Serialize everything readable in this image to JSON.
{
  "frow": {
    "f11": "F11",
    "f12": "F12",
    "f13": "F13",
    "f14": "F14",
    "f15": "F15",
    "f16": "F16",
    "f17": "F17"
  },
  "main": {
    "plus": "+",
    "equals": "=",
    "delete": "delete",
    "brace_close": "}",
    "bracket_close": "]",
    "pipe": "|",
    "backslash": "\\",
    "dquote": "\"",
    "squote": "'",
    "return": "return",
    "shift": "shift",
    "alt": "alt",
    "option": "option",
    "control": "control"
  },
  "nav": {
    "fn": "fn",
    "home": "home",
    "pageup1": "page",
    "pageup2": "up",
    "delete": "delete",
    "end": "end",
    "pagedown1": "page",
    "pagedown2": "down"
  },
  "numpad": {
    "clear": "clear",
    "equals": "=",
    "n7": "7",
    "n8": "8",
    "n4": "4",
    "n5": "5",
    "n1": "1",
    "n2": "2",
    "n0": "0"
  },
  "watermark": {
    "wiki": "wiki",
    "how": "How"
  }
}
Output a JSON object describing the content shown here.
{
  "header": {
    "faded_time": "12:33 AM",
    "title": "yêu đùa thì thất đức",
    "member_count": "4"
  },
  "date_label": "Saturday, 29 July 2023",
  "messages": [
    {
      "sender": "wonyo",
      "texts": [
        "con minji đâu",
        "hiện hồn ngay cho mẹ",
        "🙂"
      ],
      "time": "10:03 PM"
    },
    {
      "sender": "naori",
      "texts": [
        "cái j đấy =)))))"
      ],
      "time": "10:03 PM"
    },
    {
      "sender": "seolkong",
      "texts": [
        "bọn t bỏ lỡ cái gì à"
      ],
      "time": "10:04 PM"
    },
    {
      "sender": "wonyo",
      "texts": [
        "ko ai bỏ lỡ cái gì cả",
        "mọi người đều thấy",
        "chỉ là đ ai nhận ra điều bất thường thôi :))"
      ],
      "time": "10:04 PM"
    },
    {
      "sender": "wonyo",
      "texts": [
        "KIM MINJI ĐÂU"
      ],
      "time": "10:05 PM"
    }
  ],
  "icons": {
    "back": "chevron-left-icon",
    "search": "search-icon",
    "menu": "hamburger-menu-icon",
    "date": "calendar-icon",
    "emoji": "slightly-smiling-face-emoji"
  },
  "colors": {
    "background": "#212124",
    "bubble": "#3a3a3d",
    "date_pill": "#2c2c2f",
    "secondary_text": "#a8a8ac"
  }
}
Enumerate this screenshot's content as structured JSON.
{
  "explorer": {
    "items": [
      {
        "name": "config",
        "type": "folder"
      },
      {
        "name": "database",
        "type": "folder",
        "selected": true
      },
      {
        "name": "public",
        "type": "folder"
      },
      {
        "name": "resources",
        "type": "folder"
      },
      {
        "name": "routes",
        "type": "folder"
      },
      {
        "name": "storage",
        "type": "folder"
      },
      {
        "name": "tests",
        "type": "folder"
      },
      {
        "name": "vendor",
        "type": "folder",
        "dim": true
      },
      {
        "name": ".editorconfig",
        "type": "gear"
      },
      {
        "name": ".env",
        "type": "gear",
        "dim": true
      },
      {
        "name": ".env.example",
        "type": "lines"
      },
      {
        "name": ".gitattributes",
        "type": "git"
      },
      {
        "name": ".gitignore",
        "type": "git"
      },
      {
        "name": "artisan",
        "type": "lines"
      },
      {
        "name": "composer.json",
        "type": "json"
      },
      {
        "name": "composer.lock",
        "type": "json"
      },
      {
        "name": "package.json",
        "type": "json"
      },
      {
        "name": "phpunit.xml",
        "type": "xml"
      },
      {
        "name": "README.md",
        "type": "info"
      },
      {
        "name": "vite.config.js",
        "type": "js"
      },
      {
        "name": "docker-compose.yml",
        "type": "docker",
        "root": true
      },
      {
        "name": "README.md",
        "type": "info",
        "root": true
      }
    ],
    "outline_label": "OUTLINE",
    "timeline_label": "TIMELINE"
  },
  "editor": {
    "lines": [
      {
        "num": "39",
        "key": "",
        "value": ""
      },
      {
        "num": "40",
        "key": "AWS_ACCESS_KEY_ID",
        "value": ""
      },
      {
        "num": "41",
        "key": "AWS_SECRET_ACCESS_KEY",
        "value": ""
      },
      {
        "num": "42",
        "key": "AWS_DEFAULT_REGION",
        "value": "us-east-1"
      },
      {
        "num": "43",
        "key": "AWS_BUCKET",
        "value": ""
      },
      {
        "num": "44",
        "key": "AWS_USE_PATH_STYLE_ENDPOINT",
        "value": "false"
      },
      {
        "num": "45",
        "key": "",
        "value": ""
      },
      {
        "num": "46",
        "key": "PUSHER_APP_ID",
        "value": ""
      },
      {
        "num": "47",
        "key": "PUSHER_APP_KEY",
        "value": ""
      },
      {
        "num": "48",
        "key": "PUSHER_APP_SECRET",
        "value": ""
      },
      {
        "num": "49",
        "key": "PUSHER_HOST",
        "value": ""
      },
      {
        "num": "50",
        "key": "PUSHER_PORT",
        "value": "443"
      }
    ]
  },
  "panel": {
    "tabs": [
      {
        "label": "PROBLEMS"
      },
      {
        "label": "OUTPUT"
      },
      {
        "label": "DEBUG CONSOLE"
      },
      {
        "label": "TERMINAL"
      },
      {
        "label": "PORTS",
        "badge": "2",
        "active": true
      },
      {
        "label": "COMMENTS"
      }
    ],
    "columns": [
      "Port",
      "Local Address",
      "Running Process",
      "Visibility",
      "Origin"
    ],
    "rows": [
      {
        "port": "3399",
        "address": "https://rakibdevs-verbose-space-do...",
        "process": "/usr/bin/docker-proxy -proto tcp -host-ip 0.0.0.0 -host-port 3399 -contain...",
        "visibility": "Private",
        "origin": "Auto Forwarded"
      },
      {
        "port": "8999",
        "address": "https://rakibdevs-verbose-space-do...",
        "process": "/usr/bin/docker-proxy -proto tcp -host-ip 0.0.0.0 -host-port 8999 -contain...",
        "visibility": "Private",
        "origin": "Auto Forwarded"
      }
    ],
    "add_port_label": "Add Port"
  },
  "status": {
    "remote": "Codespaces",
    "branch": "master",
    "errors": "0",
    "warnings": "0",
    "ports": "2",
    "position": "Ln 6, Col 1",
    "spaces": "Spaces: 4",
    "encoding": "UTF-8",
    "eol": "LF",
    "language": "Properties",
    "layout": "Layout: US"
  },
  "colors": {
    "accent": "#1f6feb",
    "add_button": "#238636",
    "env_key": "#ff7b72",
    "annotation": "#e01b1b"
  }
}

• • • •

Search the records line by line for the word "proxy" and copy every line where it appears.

        "process": "/usr/bin/docker-proxy -proto tcp -host-ip 0.0.0.0 -host-port 3399 -contain...",
        "process": "/usr/bin/docker-proxy -proto tcp -host-ip 0.0.0.0 -host-port 8999 -contain...",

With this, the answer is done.